**Material supplied:**
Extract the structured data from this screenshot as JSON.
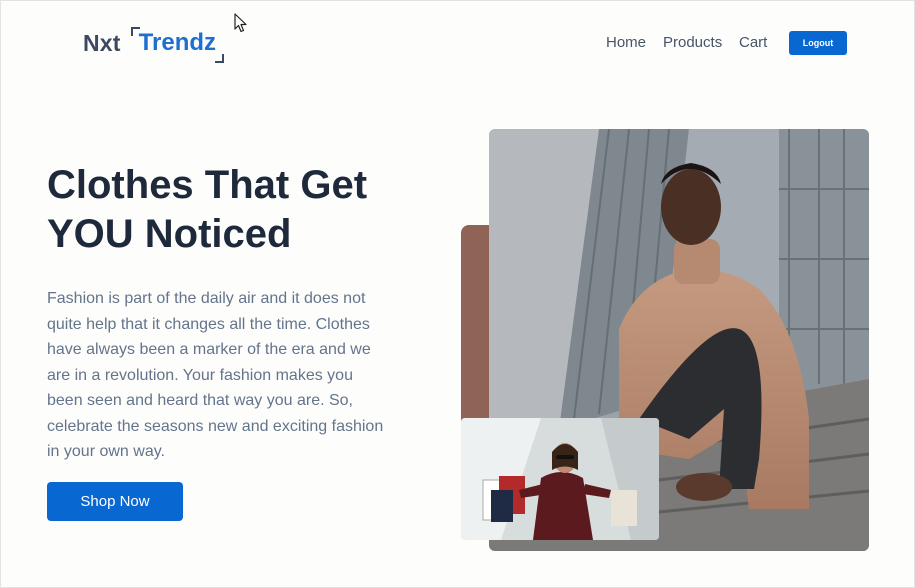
{
  "navbar": {
    "logo_prefix": "Nxt",
    "logo_brand": "Trendz",
    "links": [
      {
        "label": "Home"
      },
      {
        "label": "Products"
      },
      {
        "label": "Cart"
      }
    ],
    "logout_label": "Logout"
  },
  "hero": {
    "heading_line1": "Clothes That Get",
    "heading_line2": "YOU Noticed",
    "description": "Fashion is part of the daily air and it does not quite help that it changes all the time. Clothes have always been a marker of the era and we are in a revolution. Your fashion makes you been seen and heard that way you are. So, celebrate the seasons new and exciting fashion in your own way.",
    "cta_label": "Shop Now"
  },
  "colors": {
    "primary": "#0967d2",
    "heading": "#1e293b",
    "body_text": "#64748b",
    "accent_block": "#8f6457"
  },
  "icons": {
    "cursor": "mouse-pointer-icon"
  }
}
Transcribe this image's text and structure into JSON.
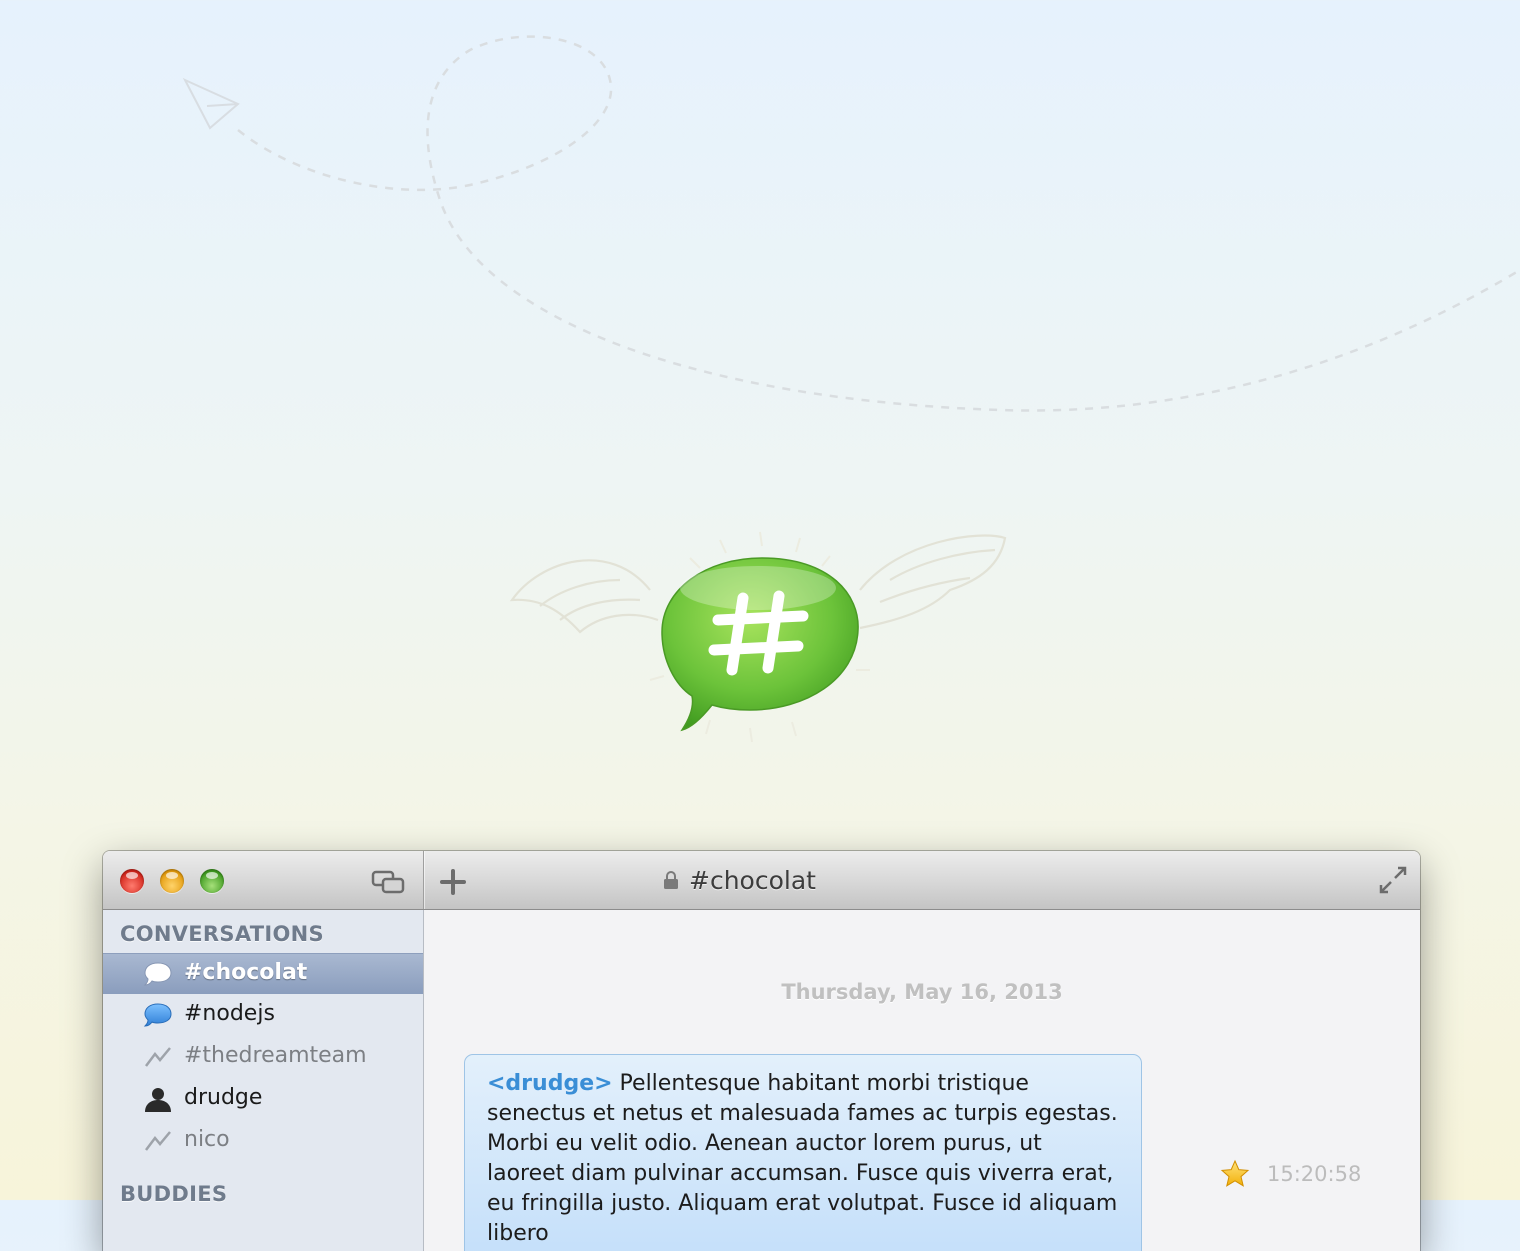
{
  "window": {
    "title": "#chocolat"
  },
  "sidebar": {
    "conversations_header": "CONVERSATIONS",
    "items": [
      {
        "label": "#chocolat",
        "icon": "speech-bubble-icon",
        "state": "selected"
      },
      {
        "label": "#nodejs",
        "icon": "blue-speech-bubble-icon",
        "state": "unread"
      },
      {
        "label": "#thedreamteam",
        "icon": "inactive-zigzag-icon",
        "state": "inactive"
      },
      {
        "label": "drudge",
        "icon": "person-icon",
        "state": "active"
      },
      {
        "label": "nico",
        "icon": "inactive-zigzag-icon",
        "state": "inactive"
      }
    ],
    "buddies_header": "BUDDIES"
  },
  "chat": {
    "date": "Thursday, May 16, 2013",
    "messages": [
      {
        "nick": "<drudge>",
        "text": "Pellentesque habitant morbi tristique senectus et netus et malesuada fames ac turpis egestas. Morbi eu velit odio. Aenean auctor lorem purus, ut laoreet diam pulvinar accumsan. Fusce quis viverra erat, eu fringilla justo. Aliquam erat volutpat. Fusce id aliquam libero",
        "time": "15:20:58",
        "starred": true
      }
    ]
  },
  "colors": {
    "logo_green": "#6cc33a",
    "nick_blue": "#3a8ed6",
    "selection": "#95a6c4",
    "bubble": "#d2e7fb"
  }
}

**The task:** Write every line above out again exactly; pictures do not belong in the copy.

**Answer area:**
Extract the structured data from this screenshot as JSON.
{
  "navbar": {
    "logo_prefix": "Nxt",
    "logo_brand": "Trendz",
    "links": [
      {
        "label": "Home"
      },
      {
        "label": "Products"
      },
      {
        "label": "Cart"
      }
    ],
    "logout_label": "Logout"
  },
  "hero": {
    "heading_line1": "Clothes That Get",
    "heading_line2": "YOU Noticed",
    "description": "Fashion is part of the daily air and it does not quite help that it changes all the time. Clothes have always been a marker of the era and we are in a revolution. Your fashion makes you been seen and heard that way you are. So, celebrate the seasons new and exciting fashion in your own way.",
    "cta_label": "Shop Now"
  },
  "colors": {
    "primary": "#0967d2",
    "heading": "#1e293b",
    "body_text": "#64748b",
    "accent_block": "#8f6457"
  },
  "icons": {
    "cursor": "mouse-pointer-icon"
  }
}
Transcribe this image's text and structure into JSON.
{
  "window": {
    "title": "#chocolat"
  },
  "sidebar": {
    "conversations_header": "CONVERSATIONS",
    "items": [
      {
        "label": "#chocolat",
        "icon": "speech-bubble-icon",
        "state": "selected"
      },
      {
        "label": "#nodejs",
        "icon": "blue-speech-bubble-icon",
        "state": "unread"
      },
      {
        "label": "#thedreamteam",
        "icon": "inactive-zigzag-icon",
        "state": "inactive"
      },
      {
        "label": "drudge",
        "icon": "person-icon",
        "state": "active"
      },
      {
        "label": "nico",
        "icon": "inactive-zigzag-icon",
        "state": "inactive"
      }
    ],
    "buddies_header": "BUDDIES"
  },
  "chat": {
    "date": "Thursday, May 16, 2013",
    "messages": [
      {
        "nick": "<drudge>",
        "text": "Pellentesque habitant morbi tristique senectus et netus et malesuada fames ac turpis egestas. Morbi eu velit odio. Aenean auctor lorem purus, ut laoreet diam pulvinar accumsan. Fusce quis viverra erat, eu fringilla justo. Aliquam erat volutpat. Fusce id aliquam libero",
        "time": "15:20:58",
        "starred": true
      }
    ]
  },
  "colors": {
    "logo_green": "#6cc33a",
    "nick_blue": "#3a8ed6",
    "selection": "#95a6c4",
    "bubble": "#d2e7fb"
  }
}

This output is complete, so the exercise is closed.